Ultimately, the demand for fake goods could be due to a multitude of factors. For one, the rising cost of living and limited student budget makes purchasing quality imitation products appear to be a more financially sound decision, compared to owning the real deal – especially if there is no discernible difference in quality. 

Furthermore, as youths become concerned about how they are presented in public, they may feel the urge to gain association with certain brands, albeit fake. This is exacerbated by social media trends too, creating a sense of social pressure to keep up with their peers. 

Although she relishes in finding a good deal, Tina feels bad for participating in the fake goods market, citing ethical concerns. She believes she will stop buying them after graduation and buy the real one with her own salary, should she be able to justify owning it. 

“I admit, it’s really satisfying when you find good quality imitation goods because it feels like you struck a good deal,” Tina added. “But as I grow older, I realise that I should be a more ethical consumer and support a creator’s original work and brand.” While it is arguable that such big, high-earning companies would be unaffected by her lack of purchase, she still cannot help but feel a pang of guilt from her role as a paying customer in the fake goods industry.


An example of one of the many Longchamp bags sold online. PHOTO CREDIT: SHOPEE


Another undergraduate celebrates owning her dream Longchamp bag, hailing it as not only practical, but also aesthetically pleasing.
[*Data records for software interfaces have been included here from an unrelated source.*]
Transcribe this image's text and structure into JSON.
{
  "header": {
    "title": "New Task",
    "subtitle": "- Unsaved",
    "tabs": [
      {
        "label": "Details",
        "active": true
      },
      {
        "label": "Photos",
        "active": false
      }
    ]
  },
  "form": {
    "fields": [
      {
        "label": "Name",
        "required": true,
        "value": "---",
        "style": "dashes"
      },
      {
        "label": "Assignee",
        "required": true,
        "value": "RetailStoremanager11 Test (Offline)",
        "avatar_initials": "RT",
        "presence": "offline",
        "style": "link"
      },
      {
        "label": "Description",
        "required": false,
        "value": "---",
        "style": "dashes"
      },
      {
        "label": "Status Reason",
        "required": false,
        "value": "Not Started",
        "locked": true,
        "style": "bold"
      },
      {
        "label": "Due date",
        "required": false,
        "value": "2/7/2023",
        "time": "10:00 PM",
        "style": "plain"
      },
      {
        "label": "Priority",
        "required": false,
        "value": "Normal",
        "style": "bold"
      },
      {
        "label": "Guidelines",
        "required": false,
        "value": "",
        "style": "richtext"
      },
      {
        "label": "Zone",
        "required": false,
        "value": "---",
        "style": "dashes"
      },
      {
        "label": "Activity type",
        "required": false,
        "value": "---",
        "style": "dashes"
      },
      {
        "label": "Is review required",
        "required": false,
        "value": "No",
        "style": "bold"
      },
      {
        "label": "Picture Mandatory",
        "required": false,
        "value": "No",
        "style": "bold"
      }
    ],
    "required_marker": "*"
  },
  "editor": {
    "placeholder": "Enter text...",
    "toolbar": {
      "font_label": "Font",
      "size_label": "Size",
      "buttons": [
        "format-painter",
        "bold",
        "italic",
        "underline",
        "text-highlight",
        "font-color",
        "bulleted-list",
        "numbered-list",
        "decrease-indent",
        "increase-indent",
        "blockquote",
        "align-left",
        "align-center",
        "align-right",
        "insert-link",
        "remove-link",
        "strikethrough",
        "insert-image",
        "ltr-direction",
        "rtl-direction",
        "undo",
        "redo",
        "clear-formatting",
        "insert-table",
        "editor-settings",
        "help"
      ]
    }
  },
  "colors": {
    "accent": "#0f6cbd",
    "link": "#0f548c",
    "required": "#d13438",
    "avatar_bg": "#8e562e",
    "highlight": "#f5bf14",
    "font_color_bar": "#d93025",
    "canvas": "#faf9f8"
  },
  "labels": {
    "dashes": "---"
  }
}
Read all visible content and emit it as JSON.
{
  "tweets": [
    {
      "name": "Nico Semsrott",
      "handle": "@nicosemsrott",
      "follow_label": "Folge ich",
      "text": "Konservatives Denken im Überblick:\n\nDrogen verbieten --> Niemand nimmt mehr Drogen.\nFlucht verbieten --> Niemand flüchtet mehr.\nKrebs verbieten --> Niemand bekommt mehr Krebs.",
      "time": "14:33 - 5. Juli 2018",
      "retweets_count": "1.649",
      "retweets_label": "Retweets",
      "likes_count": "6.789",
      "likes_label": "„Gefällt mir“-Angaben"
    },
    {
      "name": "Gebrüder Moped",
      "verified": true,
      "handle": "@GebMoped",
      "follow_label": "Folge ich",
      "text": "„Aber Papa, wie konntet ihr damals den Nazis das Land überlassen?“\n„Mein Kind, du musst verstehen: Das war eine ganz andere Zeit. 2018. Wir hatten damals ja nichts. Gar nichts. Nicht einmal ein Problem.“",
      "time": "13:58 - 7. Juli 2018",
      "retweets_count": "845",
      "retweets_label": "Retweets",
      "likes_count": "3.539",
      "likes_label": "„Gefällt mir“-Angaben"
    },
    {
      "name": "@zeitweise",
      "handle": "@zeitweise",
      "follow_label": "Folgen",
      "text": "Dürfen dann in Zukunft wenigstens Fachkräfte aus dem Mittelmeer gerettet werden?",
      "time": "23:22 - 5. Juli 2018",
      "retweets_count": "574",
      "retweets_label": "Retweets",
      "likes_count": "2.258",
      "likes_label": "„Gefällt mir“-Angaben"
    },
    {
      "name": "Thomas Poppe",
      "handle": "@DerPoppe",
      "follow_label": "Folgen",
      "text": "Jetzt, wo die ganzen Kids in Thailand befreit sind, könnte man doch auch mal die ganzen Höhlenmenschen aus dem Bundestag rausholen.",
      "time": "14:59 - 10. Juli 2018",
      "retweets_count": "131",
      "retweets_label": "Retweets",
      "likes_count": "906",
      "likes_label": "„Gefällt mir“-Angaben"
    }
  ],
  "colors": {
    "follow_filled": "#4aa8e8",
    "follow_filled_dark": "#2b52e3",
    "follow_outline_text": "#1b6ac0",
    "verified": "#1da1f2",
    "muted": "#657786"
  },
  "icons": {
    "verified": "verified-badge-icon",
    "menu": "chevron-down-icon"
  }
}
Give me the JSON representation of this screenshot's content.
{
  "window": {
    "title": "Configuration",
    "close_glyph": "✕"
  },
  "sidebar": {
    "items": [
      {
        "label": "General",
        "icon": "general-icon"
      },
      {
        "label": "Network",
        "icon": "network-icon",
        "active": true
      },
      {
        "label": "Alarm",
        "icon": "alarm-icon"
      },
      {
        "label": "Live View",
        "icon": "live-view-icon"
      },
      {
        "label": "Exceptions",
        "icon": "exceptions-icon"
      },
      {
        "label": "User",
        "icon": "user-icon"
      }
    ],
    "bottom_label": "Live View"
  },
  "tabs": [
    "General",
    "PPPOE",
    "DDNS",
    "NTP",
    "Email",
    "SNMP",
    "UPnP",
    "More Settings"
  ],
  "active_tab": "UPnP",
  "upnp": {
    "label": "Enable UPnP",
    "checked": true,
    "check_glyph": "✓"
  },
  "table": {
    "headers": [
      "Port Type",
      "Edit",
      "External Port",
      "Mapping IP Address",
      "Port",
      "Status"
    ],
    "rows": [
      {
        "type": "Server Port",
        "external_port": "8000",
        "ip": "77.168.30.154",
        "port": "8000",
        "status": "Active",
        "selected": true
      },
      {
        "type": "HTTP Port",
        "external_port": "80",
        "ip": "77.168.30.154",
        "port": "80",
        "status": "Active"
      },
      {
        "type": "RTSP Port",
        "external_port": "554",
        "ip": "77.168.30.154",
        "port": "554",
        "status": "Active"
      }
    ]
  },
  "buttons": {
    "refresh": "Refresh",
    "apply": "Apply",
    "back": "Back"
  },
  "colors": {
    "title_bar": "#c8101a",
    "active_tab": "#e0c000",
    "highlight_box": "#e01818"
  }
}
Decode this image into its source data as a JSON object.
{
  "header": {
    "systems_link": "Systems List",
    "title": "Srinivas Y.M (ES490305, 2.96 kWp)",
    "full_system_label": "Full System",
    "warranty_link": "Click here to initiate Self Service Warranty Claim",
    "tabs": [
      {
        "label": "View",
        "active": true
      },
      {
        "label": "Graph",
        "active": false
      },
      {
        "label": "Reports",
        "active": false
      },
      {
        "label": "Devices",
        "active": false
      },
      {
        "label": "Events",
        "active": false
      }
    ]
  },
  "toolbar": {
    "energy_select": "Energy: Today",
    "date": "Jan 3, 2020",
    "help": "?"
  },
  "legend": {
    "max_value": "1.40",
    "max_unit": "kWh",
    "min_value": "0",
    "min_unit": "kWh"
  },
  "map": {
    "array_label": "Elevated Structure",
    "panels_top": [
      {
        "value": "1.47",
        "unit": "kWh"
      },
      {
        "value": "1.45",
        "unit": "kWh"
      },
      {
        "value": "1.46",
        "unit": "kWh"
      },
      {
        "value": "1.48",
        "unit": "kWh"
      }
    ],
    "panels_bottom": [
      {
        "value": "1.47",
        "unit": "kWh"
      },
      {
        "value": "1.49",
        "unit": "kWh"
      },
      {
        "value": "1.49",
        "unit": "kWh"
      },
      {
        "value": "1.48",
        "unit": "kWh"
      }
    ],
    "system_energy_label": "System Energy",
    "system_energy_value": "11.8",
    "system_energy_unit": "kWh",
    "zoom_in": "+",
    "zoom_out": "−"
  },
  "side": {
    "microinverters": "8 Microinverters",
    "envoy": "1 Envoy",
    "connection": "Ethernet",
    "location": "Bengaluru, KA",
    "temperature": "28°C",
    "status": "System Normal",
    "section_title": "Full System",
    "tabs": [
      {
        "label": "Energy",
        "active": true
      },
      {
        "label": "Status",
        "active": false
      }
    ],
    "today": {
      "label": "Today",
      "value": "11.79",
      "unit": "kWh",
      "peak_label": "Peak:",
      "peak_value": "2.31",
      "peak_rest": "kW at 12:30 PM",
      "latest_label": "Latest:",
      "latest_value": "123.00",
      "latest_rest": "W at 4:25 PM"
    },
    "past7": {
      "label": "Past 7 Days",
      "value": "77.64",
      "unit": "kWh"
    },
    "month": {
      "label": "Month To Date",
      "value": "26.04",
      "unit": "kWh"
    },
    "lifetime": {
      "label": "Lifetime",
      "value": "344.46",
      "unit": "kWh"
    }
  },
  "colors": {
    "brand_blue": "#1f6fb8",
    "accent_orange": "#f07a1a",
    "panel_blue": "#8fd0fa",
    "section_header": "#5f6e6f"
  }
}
Given her tight allowance, she was unable to justify spending hundreds of dollars on the real one, but seeing her friend carry the fake $40 version emboldened her to buy her very own. 

Although she prides herself in owning an imitation that shares a similar level of sturdiness, colourway and details, she remains embarrassed going public about owning a fake luxury bag, afraid that she will be judged. It is also why she chose to remain anonymous for the story. 

Unlike the others, Yan Yi feels little shame in using fake products. Although she thinks that she will own fewer fake products with time, it’ll unlikely come to a stop. She believes that everyone has different things that they value and hence, invests in them with respective amounts. With every expenditure, budgets become tighter, and compromises have to be made, including using counterfeits over the real deal. 

“Some people might find it cheapskate but to me, that’s not what it is,” she said. “It’s about putting your money where it’s worth!” 

You may like these